"Health and safety is of high concern for the club, with monthly meetings taking place with an outside health and safety executive coming to help us keep up to date with all relevant legislation."
Peter confirms that first aid courses are run regularly and every department has at least one qualified first aider.
"In terms of the environment, we have recently added bird and bat boxes in various areas around the training ground in conjunction with the Canal & Rivers Trust. With a canal running down the side of the training ground, they are regularly doing work and, when approached by the Trust to place these bat and bird boxes, it was something I was keen to help with! Also, wildflower planting is something I have put to the club to help improve various areas of both Deepdale and our training ground and, hopefully, this is something that will be carried out in the near future."
"I consider our industry to be very rewarding and also very frustrating at times. I feel more work needs to be done to improve salaries and also working conditions. I also feel that the pitch is up there with the players in terms of importance and that a minimum requirement should be brought in for each level of the football pyramid you play at, especially lower down the leagues you go."
"Some groundsmen are fighting a daily battle to just start a mower or get some linemarking paint. As an industry, I feel strict rules should be brought in to set standards that give every groundsman a chance in his daily tasks."
"I have never met a groundsman who wants a poor pitch and just a little could make a massive improvement to their daily tasks. A minimum budget could be set so as to ensure even the smallest and poorest clubs have machinery and facilities available to them to help produce the best possible surfaces. Even in the lower leagues, players wages are high and I feel it should and could be stretched to include a minimum requirement. This should improve at every level you climb, as and when the club advances - similar to how a stadium has to improve the higher you climb up the leagues."
"I feel passionate about my industry and it frustrates me when someone comments on the state of a pitch without knowing the truth about what goes on behind the scenes. This includes players, the public, commentators and some groundstaff. Given the right backing, I feel every Football League pitch could have a surface to be proud of."
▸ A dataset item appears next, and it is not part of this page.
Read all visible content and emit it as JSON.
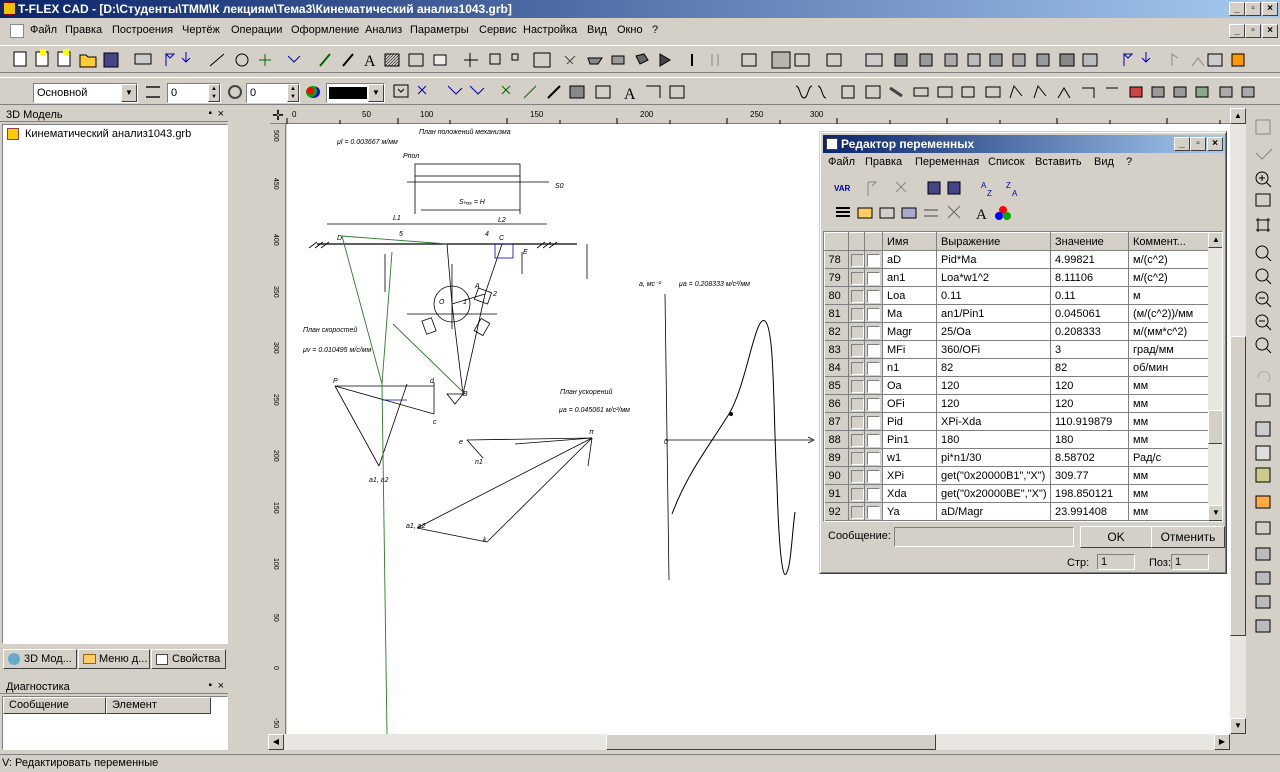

"I was lucky to receive the Groundsman of the Year award for League One last season and I put this down to having hardworking, dedicated staff, plus a club that helped support me after one of the hardest seasons I had ever had the season before. It was an experience I will never forget and one which is a good example of people commenting without knowing the facts."
"Luckily, last season was the complete opposite, and I put this down to every component of a club working together; the manager respecting the pitch, the club providing the resources for me to carry out our daily tasks and, finally, a team of groundstaff who work hard and who are proud to produce pitches to the highest possible standards. Add these ingredients together and the results are the best pitches we have ever had in my time as head groundsman."
What's in the shed?
Dennis G860s x 4
Rotary mowers x 4
Charterhouse Verti-Drain 7215
Trimax tractor mounted rotary mower
Iseki compact tractor
New Holland TC27 tractor
Landquip boom sprayer
Tractor mounted fertiliser spreader
Everris pedestrian fertiliser spreader
"Machinery has been mainly purchased through Campey Turf Care and is generally purchased over 3/5 years repayments.
We like to try out various machines to get an idea on what is available and visit trade shows and demo days to try and stay on top of what is out there.
Machinery, such as the new Air 2G2 machine, has been hired in to use on the pitches. A local company is used to service machinery and any other maintenance that can't be be carried out in house.
Top of the wish list would be more lighting rigs and also underground heating at Deepdale, closely followed by similar at the training ground."